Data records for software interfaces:
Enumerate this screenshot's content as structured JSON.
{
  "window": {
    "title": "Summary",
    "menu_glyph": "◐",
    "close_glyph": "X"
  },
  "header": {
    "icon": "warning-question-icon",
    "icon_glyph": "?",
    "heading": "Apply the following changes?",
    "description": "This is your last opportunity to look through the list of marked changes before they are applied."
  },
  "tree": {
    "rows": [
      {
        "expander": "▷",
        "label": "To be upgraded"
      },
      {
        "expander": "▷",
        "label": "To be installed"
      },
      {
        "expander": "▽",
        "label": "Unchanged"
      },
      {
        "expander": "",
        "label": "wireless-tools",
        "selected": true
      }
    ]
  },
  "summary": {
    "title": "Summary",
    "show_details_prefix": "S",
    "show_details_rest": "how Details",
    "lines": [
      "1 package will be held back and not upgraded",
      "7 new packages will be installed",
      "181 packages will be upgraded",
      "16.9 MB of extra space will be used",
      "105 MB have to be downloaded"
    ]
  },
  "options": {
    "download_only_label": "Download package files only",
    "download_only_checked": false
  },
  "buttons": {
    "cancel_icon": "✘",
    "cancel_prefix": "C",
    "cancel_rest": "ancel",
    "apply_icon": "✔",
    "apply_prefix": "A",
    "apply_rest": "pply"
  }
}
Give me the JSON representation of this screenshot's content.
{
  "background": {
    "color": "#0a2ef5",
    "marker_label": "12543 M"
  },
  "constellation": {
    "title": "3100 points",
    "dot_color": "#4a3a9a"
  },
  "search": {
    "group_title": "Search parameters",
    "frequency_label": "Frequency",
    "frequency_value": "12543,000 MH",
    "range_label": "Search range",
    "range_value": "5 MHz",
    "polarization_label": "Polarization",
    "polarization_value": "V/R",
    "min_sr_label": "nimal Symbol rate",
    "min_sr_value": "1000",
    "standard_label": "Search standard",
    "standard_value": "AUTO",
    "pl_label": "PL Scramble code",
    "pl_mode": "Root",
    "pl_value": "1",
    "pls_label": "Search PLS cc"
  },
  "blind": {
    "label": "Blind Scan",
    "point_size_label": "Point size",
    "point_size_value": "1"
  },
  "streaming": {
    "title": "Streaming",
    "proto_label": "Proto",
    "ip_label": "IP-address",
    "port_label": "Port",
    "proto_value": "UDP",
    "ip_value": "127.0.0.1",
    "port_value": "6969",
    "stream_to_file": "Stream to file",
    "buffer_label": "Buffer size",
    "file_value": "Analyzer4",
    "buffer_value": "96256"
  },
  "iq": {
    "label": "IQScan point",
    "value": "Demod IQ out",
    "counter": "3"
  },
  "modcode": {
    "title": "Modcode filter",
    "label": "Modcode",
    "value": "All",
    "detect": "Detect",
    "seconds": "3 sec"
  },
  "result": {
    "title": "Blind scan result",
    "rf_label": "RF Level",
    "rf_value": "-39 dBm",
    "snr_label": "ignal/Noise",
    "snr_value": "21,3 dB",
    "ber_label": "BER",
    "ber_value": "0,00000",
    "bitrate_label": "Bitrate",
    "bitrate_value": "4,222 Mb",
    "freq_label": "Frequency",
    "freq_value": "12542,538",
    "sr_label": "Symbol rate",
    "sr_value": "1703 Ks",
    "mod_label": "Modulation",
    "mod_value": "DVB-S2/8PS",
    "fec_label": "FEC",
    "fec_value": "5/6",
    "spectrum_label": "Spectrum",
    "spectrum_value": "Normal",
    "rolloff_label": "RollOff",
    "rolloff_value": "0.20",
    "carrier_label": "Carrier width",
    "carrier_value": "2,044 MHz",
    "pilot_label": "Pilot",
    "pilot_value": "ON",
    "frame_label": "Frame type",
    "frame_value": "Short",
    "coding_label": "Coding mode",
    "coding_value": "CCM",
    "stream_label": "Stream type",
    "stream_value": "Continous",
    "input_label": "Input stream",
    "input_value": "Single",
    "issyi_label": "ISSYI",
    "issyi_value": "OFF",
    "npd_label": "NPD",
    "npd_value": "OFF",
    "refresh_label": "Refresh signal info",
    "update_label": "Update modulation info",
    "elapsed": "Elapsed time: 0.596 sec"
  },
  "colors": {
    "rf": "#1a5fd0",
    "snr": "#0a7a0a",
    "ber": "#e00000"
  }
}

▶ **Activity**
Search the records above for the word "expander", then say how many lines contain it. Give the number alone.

▶ **Response**
4